He pointed out that South Africa has a low vaccination rate and a large proportion of the population has been infected during previous Covid-19 waves.
Moreover, the population of South Africa is fairly young with a median age of 27.6 years.
“As such, the results from this study are not directly portable to other settings such as Europe or North America, and more data will be needed before we can make more any robust prediction about the potential threat posed by a global spread of the Omicron variant in different parts of the world,” Balloux concluded.
With regards to vaccines, most pharmaceutical giants have said they have started to tweak vaccines in order to make them ‘Omicron-proof’.
Novavax said it has “already initiated development of a new recombinant spike protein based on the known genetic sequence of Omicron and will have it ready to begin testing and manufacturing within the next few weeks”.
Moderna said: “Since early 2021, Moderna has advanced a comprehensive strategy to anticipate new variants of concern. This strategy includes three levels of response should the currently authorized 50 µg (microgram) booster dose of mRNA-1273 prove insufficient to boost waning immunity against the Omicron variant.”
Travel restrictions worldwide
Many have praised South Africa for detecting the Omicron variant and for alerting the WHO so quickly, although the news did cause mass hysteria around the world.
Within hours after the news about the variant first broke, the UK shut its borders for travellers from Southern Africa and added South Africa and a range of other countries to its notorious red list. This decision was rapidly followed by the EU, US and Israel.
However, a ban on new incoming flight bookings in Japan was partly dropped late last week.

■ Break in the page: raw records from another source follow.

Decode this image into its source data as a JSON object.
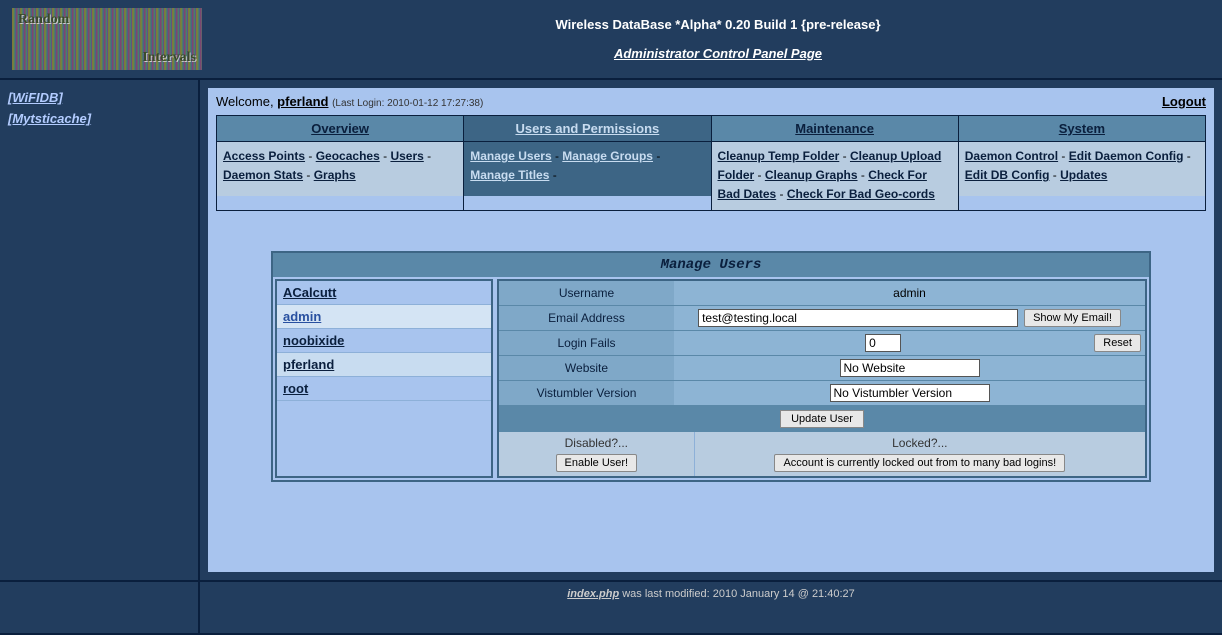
{
  "header": {
    "title": "Wireless DataBase *Alpha* 0.20 Build 1 {pre-release}",
    "subtitle": "Administrator Control Panel Page",
    "logo_top": "Random",
    "logo_bottom": "Intervals"
  },
  "sidebar": {
    "links": [
      "[WiFIDB]",
      "[Mytsticache]"
    ]
  },
  "welcome": {
    "prefix": "Welcome, ",
    "username": "pferland",
    "last_login": "(Last Login: 2010-01-12 17:27:38)",
    "logout": "Logout"
  },
  "tabs": {
    "overview": {
      "title": "Overview",
      "links": [
        "Access Points",
        "Geocaches",
        "Users",
        "Daemon Stats",
        "Graphs"
      ]
    },
    "users_perms": {
      "title": "Users and Permissions",
      "links": [
        "Manage Users",
        "Manage Groups",
        "Manage Titles"
      ]
    },
    "maintenance": {
      "title": "Maintenance",
      "links": [
        "Cleanup Temp Folder",
        "Cleanup Upload Folder",
        "Cleanup Graphs",
        "Check For Bad Dates",
        "Check For Bad Geo-cords"
      ]
    },
    "system": {
      "title": "System",
      "links": [
        "Daemon Control",
        "Edit Daemon Config",
        "Edit DB Config",
        "Updates"
      ]
    }
  },
  "panel": {
    "title": "Manage Users",
    "user_list": [
      "ACalcutt",
      "admin",
      "noobixide",
      "pferland",
      "root"
    ],
    "selected_user": "admin",
    "fields": {
      "username_label": "Username",
      "username_value": "admin",
      "email_label": "Email Address",
      "email_value": "test@testing.local",
      "show_email_btn": "Show My Email!",
      "fails_label": "Login Fails",
      "fails_value": "0",
      "reset_btn": "Reset",
      "website_label": "Website",
      "website_value": "No Website",
      "vist_label": "Vistumbler Version",
      "vist_value": "No Vistumbler Version",
      "update_btn": "Update User",
      "disabled_label": "Disabled?...",
      "enable_btn": "Enable User!",
      "locked_label": "Locked?...",
      "locked_btn": "Account is currently locked out from to many bad logins!"
    }
  },
  "footer": {
    "filename": "index.php",
    "text": " was last modified: 2010 January 14 @ 21:40:27"
  }
}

The strict policy, aimed at halting the new Omicron variant, had only come into force a day earlier.
Last Thursday, the transport ministry issued a request to international airlines to stop taking new reservations for flights coming into Japan until the end of December as an emergency precaution to defend against Omicron.

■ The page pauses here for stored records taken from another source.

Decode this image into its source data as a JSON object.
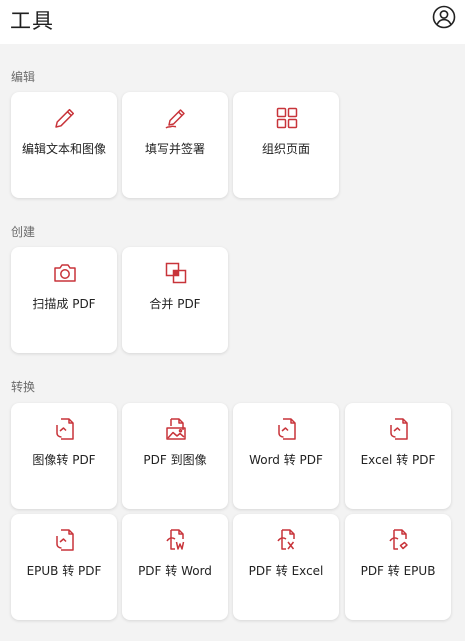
{
  "header": {
    "title": "工具"
  },
  "sections": {
    "edit": {
      "label": "编辑",
      "items": [
        "编辑文本和图像",
        "填写并签署",
        "组织页面"
      ]
    },
    "create": {
      "label": "创建",
      "items": [
        "扫描成 PDF",
        "合并 PDF"
      ]
    },
    "convert": {
      "label": "转换",
      "items": [
        "图像转 PDF",
        "PDF 到图像",
        "Word 转 PDF",
        "Excel 转 PDF",
        "EPUB 转 PDF",
        "PDF 转 Word",
        "PDF 转 Excel",
        "PDF 转 EPUB"
      ]
    }
  },
  "icons": {
    "edit": [
      "pencil-icon",
      "pen-sign-icon",
      "grid-icon"
    ],
    "create": [
      "camera-icon",
      "merge-icon"
    ],
    "convert": [
      "image-to-pdf-icon",
      "pdf-to-image-icon",
      "word-to-pdf-icon",
      "excel-to-pdf-icon",
      "epub-to-pdf-icon",
      "pdf-to-word-icon",
      "pdf-to-excel-icon",
      "pdf-to-epub-icon"
    ]
  },
  "colors": {
    "accent": "#c8343a",
    "background": "#f3f3f3",
    "card": "#ffffff"
  }
}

This was retracted, however, a day later after receiving criticisms from inside and outside the country.
“The transport ministry has retracted the request for a uniformed stoppage on new bookings and notified airlines,” Chief Cabinet Secretary Hirokazu Matsuno told reporters in Tokyo.

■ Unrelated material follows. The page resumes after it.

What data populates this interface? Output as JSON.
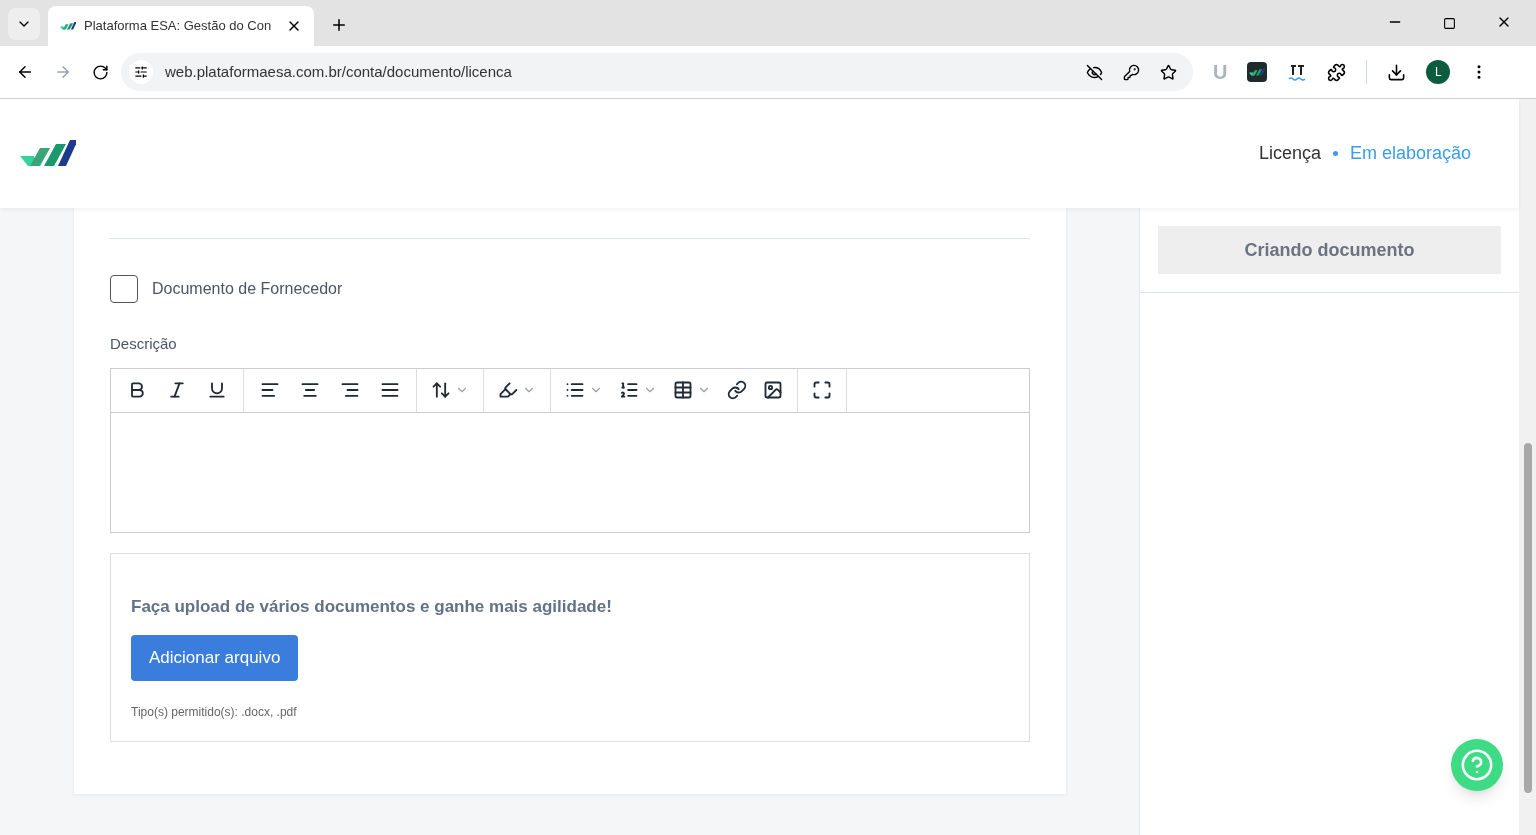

In addition to Japan’s decision, the WHO has also urged countries around the world not to impose flight bans on southern African nations due to concerns over the Omicron variant.
In fact, the WHO fiercely lashed out at the UK and other countries, calling their response “extreme.”
Dr Catherine Smallwood, Senior Emergency Officer at WHO’s Regional Office for Europe, said “these types of interventions are not sustainable. Those types of extreme measures are not our recommendations.”
The WHO’s regional director for Africa, Dr Matshidiso Moeti, called on countries “to follow science” and international health regulations in order to avoid using travel restrictions.
“If restrictions are implemented, they should not be unnecessarily invasive or intrusive, and should be scientifically based, according to the international health regulations, which is a legally binding instrument of international law recognised by over 190 nations,” Dr Moeti added.
While further investigations continue into the Omicron variant, the WHO recommends that all countries “take a risk-based and scientific approach and put in place measures which can limit its possible spread”.
Nevertheless, nearly two years since the start of the pandemic that has claimed more than 5m lives around the world, countries remain on high alert. Experts have also pointed out more testing needs to be carried out to draw firm conclusions with regards to the Omicron variant.